You see, the only way to collect cards is the traded way and not the say way. I remember looking through the newspaper for the transactions and every spring training buying a magazine with rosters. Ahhh - the good old days. Now, current rosters are available on the Internet, but in the 70's, rosters were printed once a year.

Sunday, August 17, 2008


Finally, a neat card. This is a famous Topps paint over. When I was a kid, I hated these, but now I like it. It is great that there is no letters on his uniform at all. It would have looked cheesy if they did (look at the 1973 Graig Nettles). The 1973 set gets a fair amount of criticism from the hobby. What I think makes a good card is not what Dr. Beckett and his minions think makes a good card.

This is one of the only cards I can think of that shows a player arguing with an umpire. A very cool card indeed.

Saturday, August 16, 2008


Since many of these higher number cards are not neat, it is difficult to choose certain cards. Here is another strange card. Again, look at the background. I see people sitting in little league style bleachers, and some guy that looks like Huggy Bear walking in front. They are all behind a chain fence like the one in my backyard.

Where did the Expos have their spring training, at a local high school? Personally, I like it. I guess today's ball player requires a modern facility like the Yankees have in Tampa today. God forbid they had to train this close to spectators!

Friday, August 15, 2008

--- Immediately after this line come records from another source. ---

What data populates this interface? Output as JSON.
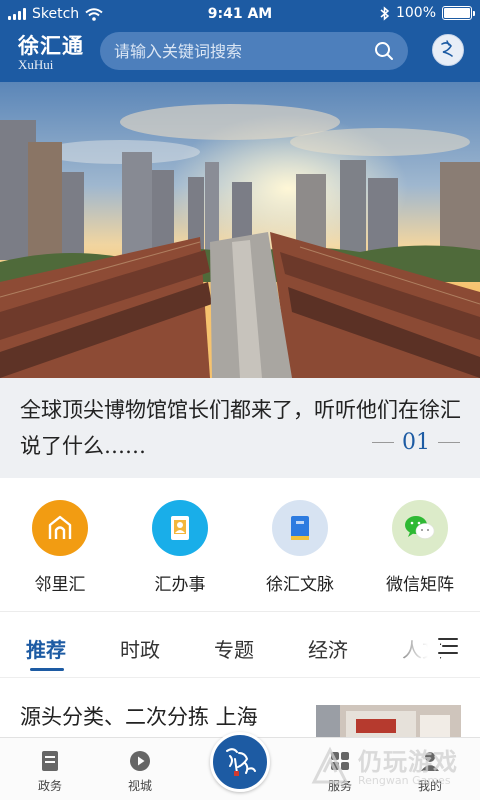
{
  "status_bar": {
    "carrier": "Sketch",
    "time": "9:41 AM",
    "battery": "100%"
  },
  "header": {
    "brand_cn": "徐汇通",
    "brand_en": "XuHui",
    "search_placeholder": "请输入关键词搜索",
    "color": "#1d5ba3"
  },
  "hero": {
    "headline": "全球顶尖博物馆馆长们都来了，听听他们在徐汇说了什么……",
    "page_number": "01"
  },
  "shortcuts": [
    {
      "label": "邻里汇",
      "icon": "neighborhood-icon",
      "color": "#f29c12"
    },
    {
      "label": "汇办事",
      "icon": "id-card-icon",
      "color": "#19aee9"
    },
    {
      "label": "徐汇文脉",
      "icon": "book-icon",
      "color": "#d7e3f2"
    },
    {
      "label": "微信矩阵",
      "icon": "wechat-icon",
      "color": "#dcebc9"
    }
  ],
  "tabs": [
    "推荐",
    "时政",
    "专题",
    "经济",
    "人文"
  ],
  "active_tab": "推荐",
  "article": {
    "title": "源头分类、二次分拣 上海"
  },
  "bottom_nav": {
    "items": [
      {
        "label": "政务",
        "icon": "document-icon"
      },
      {
        "label": "视城",
        "icon": "play-icon"
      },
      {
        "label": "服务",
        "icon": "grid-icon"
      },
      {
        "label": "我的",
        "icon": "user-icon"
      }
    ],
    "center_label": "徐汇"
  },
  "watermark": {
    "cn": "仍玩游戏",
    "en": "Rengwan Games"
  }
}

Again, a card chosen more for its background than for the card itself. My apologies to Steve Dunning fans. This is a great shot of the Old Yankee Stadium, where you could see the old fa├žade and the left field bleachers. As I look through old cards, I notice that so many were shot at Yankee stadium. In the coming days, we will see some of these great shots.

It is reminiscent of an era gone by in world of baseball and the hobby of card collecting.

Thursday, August 14, 2008


This card looks strange doesn't it? It is like a strange perspective piece. Where is he looking anyway?

I chose this one for two reasons. First, there was no better 659 and second to go on a rant. This card is what is known in the hobby as a short print. You see, back in the days when card collecting was actually supposed to be fun and not profitable, Topps printed the cards on a huge sheet, and then cut them to put in the packs. Since the sheet was a big rectangle, only so many cards could be on a sheet, so sometimes to make the numbers work, a particular card would be on the same sheet twice. This was known as a double printing because there were twice as many of these cards.

However, in certain years, instead of double printing, they would print some cards only on every other sheet, so there were half as many of these cards printed. These are known as short prints. They did it because they had to, not because they wanted to artificially inflate the value of certain cards like the cretin who buy and sell cards today.

Today, in the Wall Street climate of card collecting, card companies no longer need to print big sheets and cut them. So, there is no need for short prints right? Wrong.

Now, they do it on purpose. They purposely short print rookies and other desired cards, so that collectors need to buy more of what they don't want to get what they want. Due to this forced scarcity, the value of the cards on the secondary market is higher (which is what most collectors want anyway). However, the card manufacturers have to be laughing at these idiots who fork over $2.99 per pack at a chance to get an Evan Longoria short print, only to get their fourth Chone Figgins.

Wednesday, August 13, 2008

My New Project - The Ultimate 660 - #660

OK - I stole this idea from another blog, but here goes. I will be posting pictures and commentary on the best 660 of the 1970s baseball cards. Here is how I will do it, I will look at one card number and pick the best card that bears that number from 1970-1979. So which is the best #660 from the 1970's? For me it is the 1970 Johnny Bench. Now let me add that I am not all about card value, and what it is worth, etc. But, card 660 was not that great during the 1970s. (Just look at the horrible 1978 Jason Thompson if you don't believe me). Anyway, the best thing about this card is the background. It looks like the Reds used to train on a farm or near a barn. Ahh - the good old days.